As I mentioned a couple of months ago, OPB came to us with a big old honkin’ oil stain on the granite counter tops, which we were able to remove with a fairly easy but stinky process. Like so.
Since then we’ve sealed the counters 4 times. Has it worked?
Well, yes and no. Even the best sealers are only able to reduce the absorbency of a stone, not make it completely impervious. Granite Guy said a sealer will buy you 20 minutes. So now that I’ve lived with these counters for a few months, I think that sounds about right. Even after all the sealing, water that stands on the counters for a long period of time will leave a dark mark (which will mostly fade as it dries) but oil or, more recently, a blob of red sauce that sits for a while (whoops!) leaves a permanent mark (though they are quite faint and small and the random pattern of the counter hides them well).
We’ll keep engaging in periodic re-sealing because I do think it helps, but it isn’t a total fix if you have a very absorbent type of granite. I have a feeling that, eventually, we’ll be breaking out the baby powder and acetone. Two scents I’d be just as happy to never, ever smell again. Joy.
So how do you know if you are doomed to a life of sealing and stain removal? Should you seal your stone or not? If your are shopping for granite, what should you avoid?
During my internet research on this subject, one quick and easy way (that came up over and over again) to tell if you counter needed sealing was the lemon juice test. Note: please use a scrap of your counter to do this or do it in an inconspicuous place as it could etch your stone if it has calcite in it. If you are still shopping for granite, use a sample of the same slab you’ll be buying.
The test is simple: drop a few drops of lemon juice on your counter.

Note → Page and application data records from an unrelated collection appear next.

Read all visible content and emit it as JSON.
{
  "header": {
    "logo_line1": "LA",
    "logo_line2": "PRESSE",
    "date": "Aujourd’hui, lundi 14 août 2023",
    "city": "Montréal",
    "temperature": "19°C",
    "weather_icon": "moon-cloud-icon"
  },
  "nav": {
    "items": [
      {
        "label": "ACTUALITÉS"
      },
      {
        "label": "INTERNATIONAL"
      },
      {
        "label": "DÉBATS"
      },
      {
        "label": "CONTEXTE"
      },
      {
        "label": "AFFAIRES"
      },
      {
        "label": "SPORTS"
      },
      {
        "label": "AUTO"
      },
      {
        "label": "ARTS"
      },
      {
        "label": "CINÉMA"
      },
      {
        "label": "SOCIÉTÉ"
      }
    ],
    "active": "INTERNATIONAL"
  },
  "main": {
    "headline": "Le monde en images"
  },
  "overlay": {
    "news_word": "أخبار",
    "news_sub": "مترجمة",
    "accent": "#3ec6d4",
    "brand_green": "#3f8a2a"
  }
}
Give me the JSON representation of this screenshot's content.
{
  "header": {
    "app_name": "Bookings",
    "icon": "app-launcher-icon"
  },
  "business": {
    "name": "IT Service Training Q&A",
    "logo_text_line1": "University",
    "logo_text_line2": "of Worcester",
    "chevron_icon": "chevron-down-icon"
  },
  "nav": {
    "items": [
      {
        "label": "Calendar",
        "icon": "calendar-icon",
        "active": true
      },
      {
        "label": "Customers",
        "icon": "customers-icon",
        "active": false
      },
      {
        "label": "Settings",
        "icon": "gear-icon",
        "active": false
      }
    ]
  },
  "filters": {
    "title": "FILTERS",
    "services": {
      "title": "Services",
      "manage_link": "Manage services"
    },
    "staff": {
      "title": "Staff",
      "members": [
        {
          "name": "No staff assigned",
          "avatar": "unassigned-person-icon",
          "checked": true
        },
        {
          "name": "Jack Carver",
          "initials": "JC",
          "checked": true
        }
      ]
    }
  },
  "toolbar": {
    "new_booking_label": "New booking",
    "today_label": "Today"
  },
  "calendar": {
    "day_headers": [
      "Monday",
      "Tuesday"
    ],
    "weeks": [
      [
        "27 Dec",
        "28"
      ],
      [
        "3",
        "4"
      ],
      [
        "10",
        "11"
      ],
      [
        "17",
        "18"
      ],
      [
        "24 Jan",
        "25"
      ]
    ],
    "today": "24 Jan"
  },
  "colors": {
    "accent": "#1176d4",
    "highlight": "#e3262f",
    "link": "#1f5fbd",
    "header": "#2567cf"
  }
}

If they are absorbed immediately and form dark spots, you have a really absorbent stone that need to be sealed RIGHT AWAY and probably repeatedly (note: if I were still looking for granite, I’d move on RUN AWAY). If it takes a minute or so, you probably have a medium absorbency stone that needs to be sealed, but can be managed well with regular applications of the sealer. If after five minutes, nothing happens to the lemon juice, well, WINNER WINNER CHICKEN DINNER! you don’t need to seal your counters at all!
Out of lemons? Want some science to go with the fruit? Then check out this handy site (make sure to look at the tables linked towards the top of the page). Aside from a lot of interesting info about what makes granite, well, granite, the tables list the 180 most common granites and their absorbency rates. Why is this interesting? (I can feel y’all glazing over on me!)
Apparently, a good rule of thumb is that if you’re granite is less than .25%, sealing s not necessary, and in fact can be undesirable (it can create streaks and haze on the stone). More than .25% and you should seal that sucker. Maybe a few times.
In my mind, the real answer to the problem is not to use absorbent stones for kitchen counters, or at the very least, not the portions of kitchen counters that get heavy use. You can be sure when I’m doing the picking of a new counter, I’ll be armed with lemon juice and a copy of those tables!
Public Service Announcement: Thanks so much to all five of you who made it through this (WHAT? NO PICTURES?) -I know it’s a bit dull, but I really hope that this info is helpful to someone out there – I don’t want anyone to be unwittingly trapped in the endless cycle of maintaining something they were lead to believe would be hassle-free. Especially after they spent thousands of dollars for the privilege.